In 1983, Robert Marx, Congregational Solel, Highland Park, served on the Board of Directors for the Clergy and Laity Concerned, Chicago Chapter. [3]

Tribute to Golub and Montgomery

ON November 16, 1989, Robert Marx served on the Tribute Committee for the Chicago Committee to Defend the Bill of Rights Tribute to Leon Golub and Lucy Montgomery, held at the Congress Hotel, Chicago.[4]

Arise Chicago

Arise Chicago, formerly Chicago Interfaith Committee on Worker Issues, was founded by Monsignor Jack Egan, Rabbi Robert Marx, United Methodist Bishop Jesse DeWitt and Kim Bobo in 1991.[5]

With knowledge that the basic tenets of all faith traditions support the rights of workers, Arise Chicago organizes the religious community to bring about just resolutions to workplace injustice.
When workers wish to form a union, they are often met with intimidation and harassment. Arise Chicago organizes religious leaders through its Faith and Labor Solidarity program to support workers seeking unionization.

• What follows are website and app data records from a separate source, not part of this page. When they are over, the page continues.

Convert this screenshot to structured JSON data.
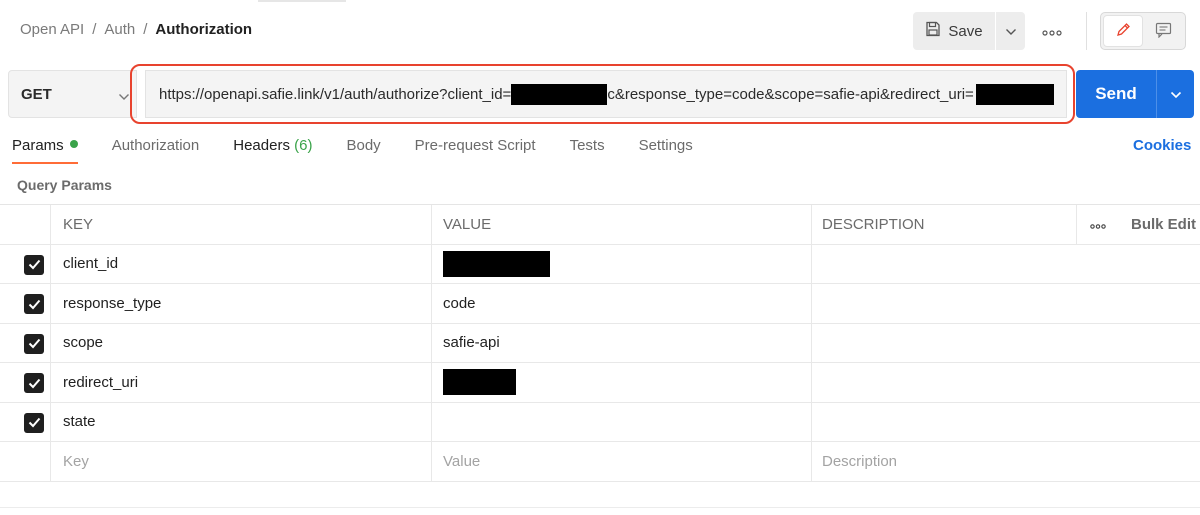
{
  "breadcrumb": {
    "items": [
      "Open API",
      "Auth"
    ],
    "separator": "/",
    "current": "Authorization"
  },
  "toolbar": {
    "save_label": "Save",
    "icons": [
      "save-icon",
      "chevron-down-icon",
      "more-icon",
      "pencil-icon",
      "comment-icon"
    ]
  },
  "request": {
    "method": "GET",
    "url_part1": "https://openapi.safie.link/v1/auth/authorize?client_id=",
    "url_part2": "c&response_type=code&scope=safie-api&redirect_uri=",
    "send_label": "Send"
  },
  "tabs": [
    {
      "label": "Params",
      "active": true
    },
    {
      "label": "Authorization"
    },
    {
      "label": "Headers",
      "count": "(6)"
    },
    {
      "label": "Body"
    },
    {
      "label": "Pre-request Script"
    },
    {
      "label": "Tests"
    },
    {
      "label": "Settings"
    }
  ],
  "cookies_label": "Cookies",
  "section_title": "Query Params",
  "table": {
    "headers": {
      "key": "KEY",
      "value": "VALUE",
      "description": "DESCRIPTION",
      "bulk": "Bulk Edit"
    },
    "rows": [
      {
        "key": "client_id",
        "value": "",
        "redacted": true,
        "checked": true
      },
      {
        "key": "response_type",
        "value": "code",
        "checked": true
      },
      {
        "key": "scope",
        "value": "safie-api",
        "checked": true
      },
      {
        "key": "redirect_uri",
        "value": "",
        "redacted": true,
        "checked": true
      },
      {
        "key": "state",
        "value": "",
        "checked": true
      }
    ],
    "placeholders": {
      "key": "Key",
      "value": "Value",
      "description": "Description"
    }
  },
  "colors": {
    "accent_blue": "#1b6fe0",
    "highlight_red": "#e8432e",
    "active_tab_underline": "#ff6c37",
    "status_green": "#3aa34a"
  }
}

Interfaith Worker Justice

Interfaith Worker Justice was founded in 1996 with the mission of "engaging the religious community in low-wage worker campaigns and rebuilding partnerships with the labor movement."

Kim Bobo, IWJ Executive Director, founded the organization using her bedroom as an office and a $5,000 bequest left to her by her grandmother as the initial budget. Despite these humble origins, she had mighty helpers as part of her original Board of Directors. This founding group included Rabbi Robert Marx, Bishop Jesse DeWitt, Monsignor George Higgins, Monsignor Jack Egan, Rev. James Lawson, Rev. Joseph Lowery, Rev. Michael Rouse, Rev. Addie Wyatt, Rev. Dr. Paul Sherry, Bishop Howard J. Hubbard, Monsignor Phil Murnion, Rev. Wayne Stumme, Bishop James Malone, Sr. Nancy Sylvester, Rev. Jim Sessions, Ms. Evely Laser-Shlensky, Mr. Thomas Shellabarger and Mr. J. Chris Sanders.

In just eleven years, IWJ has organized a national network of more than 70 interfaith committees, workers' centers and student groups, making it the leading national organization working to strengthen the religious community's involvement in issues of workplace justice.[6]


In 2009 Robert Marx, Chicago, Former Chairman of the Board of the National Interfaith Committee for Worker Justice served on the board of directors of Healthcare-Now! .[7]

Jewish Alliance for Justice & Peace

As of Jan. 1, 2010, Marx was a member of the Board Rabbinic Cabinet of the Jewish Alliance for Justice & Peace.[8]

External links



  3. Clergy and Laity Concerned, Metro Chicago chapter letterhead, March 22, 1983
  4. Tribute to Golub and Montgomery: Program, Nov. 16, 1989
  7. Healthcare-Now! Board
  8. Rabbinic Cabinet